Kevin Duffy: Ollie clearly right man for UConn job
Updated 12:12 am, Sunday, December 30, 2012
HARTFORD -- If you bet on tears in Kevin Ollie's press conference Saturday, you would have been wrong.
This was nothing like Ollie's initial introduction, 13 choked-up minutes of "I love you's" and stories about his daughter and dog and his recruiting visit to UConn. There weren't any sniffles or nervous laughs Saturday. This was straightforward, to the point.
"I don't want any of our teams to settle for good because that's the road to mediocrity," Ollie said after receiving a five-year extension. "I want for them to be great. I want them to take a step beyond great and be outstanding. When you look at the word outstanding, it means they stand out."

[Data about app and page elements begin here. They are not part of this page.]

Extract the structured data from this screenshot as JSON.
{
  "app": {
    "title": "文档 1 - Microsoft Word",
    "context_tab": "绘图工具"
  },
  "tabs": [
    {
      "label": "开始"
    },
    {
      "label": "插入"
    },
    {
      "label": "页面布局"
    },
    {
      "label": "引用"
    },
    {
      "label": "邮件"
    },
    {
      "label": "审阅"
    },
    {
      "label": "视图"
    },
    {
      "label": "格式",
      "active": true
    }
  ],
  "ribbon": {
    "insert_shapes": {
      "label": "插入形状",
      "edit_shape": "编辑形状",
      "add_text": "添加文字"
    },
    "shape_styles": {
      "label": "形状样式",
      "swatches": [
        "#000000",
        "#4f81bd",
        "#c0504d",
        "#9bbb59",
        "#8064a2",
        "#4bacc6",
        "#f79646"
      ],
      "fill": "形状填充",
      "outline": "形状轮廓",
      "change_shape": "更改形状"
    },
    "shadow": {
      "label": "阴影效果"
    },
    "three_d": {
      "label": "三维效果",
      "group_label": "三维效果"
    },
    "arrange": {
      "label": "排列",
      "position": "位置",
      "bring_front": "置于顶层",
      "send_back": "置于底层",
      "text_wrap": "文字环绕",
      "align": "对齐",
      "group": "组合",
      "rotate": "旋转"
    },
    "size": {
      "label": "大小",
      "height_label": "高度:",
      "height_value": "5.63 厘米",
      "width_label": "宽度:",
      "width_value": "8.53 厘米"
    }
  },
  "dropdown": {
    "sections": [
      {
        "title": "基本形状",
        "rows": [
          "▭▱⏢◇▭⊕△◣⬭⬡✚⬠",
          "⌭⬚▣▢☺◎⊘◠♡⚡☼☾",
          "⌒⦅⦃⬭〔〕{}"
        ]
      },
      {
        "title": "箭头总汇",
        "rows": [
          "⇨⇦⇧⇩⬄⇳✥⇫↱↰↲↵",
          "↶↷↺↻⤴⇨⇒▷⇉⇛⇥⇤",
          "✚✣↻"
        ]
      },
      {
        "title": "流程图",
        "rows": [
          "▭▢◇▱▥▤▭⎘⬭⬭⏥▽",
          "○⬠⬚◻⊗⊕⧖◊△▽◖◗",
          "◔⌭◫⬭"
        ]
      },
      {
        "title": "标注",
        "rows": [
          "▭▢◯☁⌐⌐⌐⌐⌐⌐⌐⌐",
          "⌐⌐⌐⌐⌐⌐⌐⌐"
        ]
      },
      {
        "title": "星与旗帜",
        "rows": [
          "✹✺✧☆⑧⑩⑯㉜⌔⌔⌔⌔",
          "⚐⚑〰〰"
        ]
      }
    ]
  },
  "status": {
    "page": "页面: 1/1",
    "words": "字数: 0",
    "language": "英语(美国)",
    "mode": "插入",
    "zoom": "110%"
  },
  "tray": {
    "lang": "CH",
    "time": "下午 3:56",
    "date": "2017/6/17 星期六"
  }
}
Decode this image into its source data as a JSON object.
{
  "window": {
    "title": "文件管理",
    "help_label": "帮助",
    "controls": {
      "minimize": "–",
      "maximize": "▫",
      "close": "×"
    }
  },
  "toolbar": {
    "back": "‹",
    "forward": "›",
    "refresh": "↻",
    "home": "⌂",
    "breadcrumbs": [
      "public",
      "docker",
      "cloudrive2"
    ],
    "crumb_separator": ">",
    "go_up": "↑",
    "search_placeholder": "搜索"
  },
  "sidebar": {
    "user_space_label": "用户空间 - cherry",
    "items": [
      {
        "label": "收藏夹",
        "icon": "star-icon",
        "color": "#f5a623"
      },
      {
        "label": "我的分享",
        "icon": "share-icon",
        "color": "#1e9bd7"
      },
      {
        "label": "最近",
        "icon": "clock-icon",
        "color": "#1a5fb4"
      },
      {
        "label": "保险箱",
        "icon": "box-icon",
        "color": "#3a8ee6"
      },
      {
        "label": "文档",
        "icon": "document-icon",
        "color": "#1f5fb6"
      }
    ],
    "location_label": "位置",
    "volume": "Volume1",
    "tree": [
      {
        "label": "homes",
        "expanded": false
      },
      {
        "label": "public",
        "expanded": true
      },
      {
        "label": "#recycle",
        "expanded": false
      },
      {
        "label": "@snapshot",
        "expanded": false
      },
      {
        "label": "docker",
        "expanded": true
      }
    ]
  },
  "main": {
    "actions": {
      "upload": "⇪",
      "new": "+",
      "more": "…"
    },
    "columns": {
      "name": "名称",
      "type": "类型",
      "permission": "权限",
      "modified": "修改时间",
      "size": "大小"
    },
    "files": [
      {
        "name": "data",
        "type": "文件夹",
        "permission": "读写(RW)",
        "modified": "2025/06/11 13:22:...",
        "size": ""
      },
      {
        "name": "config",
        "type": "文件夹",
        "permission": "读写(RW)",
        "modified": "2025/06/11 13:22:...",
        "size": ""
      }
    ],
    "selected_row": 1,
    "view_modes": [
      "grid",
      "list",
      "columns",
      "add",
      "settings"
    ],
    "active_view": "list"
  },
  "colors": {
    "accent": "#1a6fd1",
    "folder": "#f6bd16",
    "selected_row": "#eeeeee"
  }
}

And really, that's what this whole thing has been about. For Warde Manuel, the question never was, "Will Kevin Ollie be a good coach?" Rather, it was, "Of the hundred coaches that would leap at this job, is Kevin Ollie the absolute best candidate?" Does he stand out?
Look, Warde Manuel hasn't had it easy his first year as UConn's athletic director: Conference realignment has been a disaster, and it'll take some hard work (and luck) to rectify the situation. But when it comes to men's basketball, Manuel has been damn lucky, because the answer to the above question is an unequivocal "yes." Kevin Ollie is the choice, not Shaka Smart or Sean Miller or Brad Stevens or anybody else. The best possible candidate for Manuel's most crucial hire simply fell into his lap. And that certainly makes things easier.
"What Kevin has done, even in the short period of time, has showed me that, hey, we might have bumps in the road, we might lose here and there," Manuel said. "But I've got the right leader who will stick with it and fight through it because he loves this place."
Ollie felt his legs shaking when he was greeted Saturday with an ovation from the XL Center crowd. Ever since he was promoted on Sept. 13, his burning passion for the job has been overwhelmingly evident. His speech that day -- albeit scattered -- was as genuine as it gets. Somewhere between the story about meeting his wife on campus and his famous closing ("Escalators are for cowards"), Ollie had won the first battle.
In that moment, the thought must have crept into Manuel's mind: No external candidate would be so grateful, so overcome with emotion for a seven-month deal. And there's something to that.
"No matter how long I stay here, no matter how deep my passion, it's not going to be deeper than his," Manuel said. "He put his blood, sweat and tears onto these courts that these kids are playing on."
Still, though, Manuel wanted to see him coach, and that's more than understandable. After all, his job was on the line, too. This was the most important hire of Manuel's career, and he had to be sure that he nailed it.
The season-opener against Michigan State, he recalled, "opened his eyes."
"I said, `This guy can put it together,'" Manuel remarked.
Ollie's game plan was better Tom Izzo's, who has been to six Final Fours in 13 years. UConn's composure and execution down the stretch -- often a reflection of its head coach -- trumped Michigan State's, too. When Ollie hugged Jim Calhoun and hoisted the first trophy of his young career, his bandwagon doubled in size.
Impressed as he was, Manuel couldn't yet climb on board, not until UConn's academic marks for the semester -- a well-documented problem -- were finalized. By the time final exams ended, there was standing-room only on the bandwagon.
The evidence had piled up: Eleven games in, the Huskies had turned in 10 strong efforts (a 61-53 snoozer against New Hampshire being the exception). Ollie had made the proper in-game adjustments, Manuel said. The players had responded to him, perhaps the most important aspect of coaching. And, oh yeah, he still had this utterly unique resume, the qualities that perfectly align with what UConn needs in Jim Calhoun's successor. That's what made him a standout, a better fit than anyone Manuel could have possibly attracted.
"He can say, `I played 13 years in the league, I know what it takes, I'm going to put you in position to get there,'" Manuel said. "But that passion about being a Husky, a UConn Husky, that's unbelievable."
A while back, Dorothy Ollie said she was most proud of her son when he graduated from UConn. She remembers watching Kevin receiving his diploma, and she remembers getting teary-eyed during the ceremony. Ollie technically left UConn in 1995, but as a resident of Glastonbury, he's remained connected ever since.
So, when Ollie dipped into Randy Edsall's bag of tricks during that Sept. 13 introduction, it actually worked. When he uttered the most brutal of coaching cliches, people believed it.
"This is my dream job," Ollie said, his voice slightly quivering. "I was made for this job."
Fortunately for Manuel, it's true.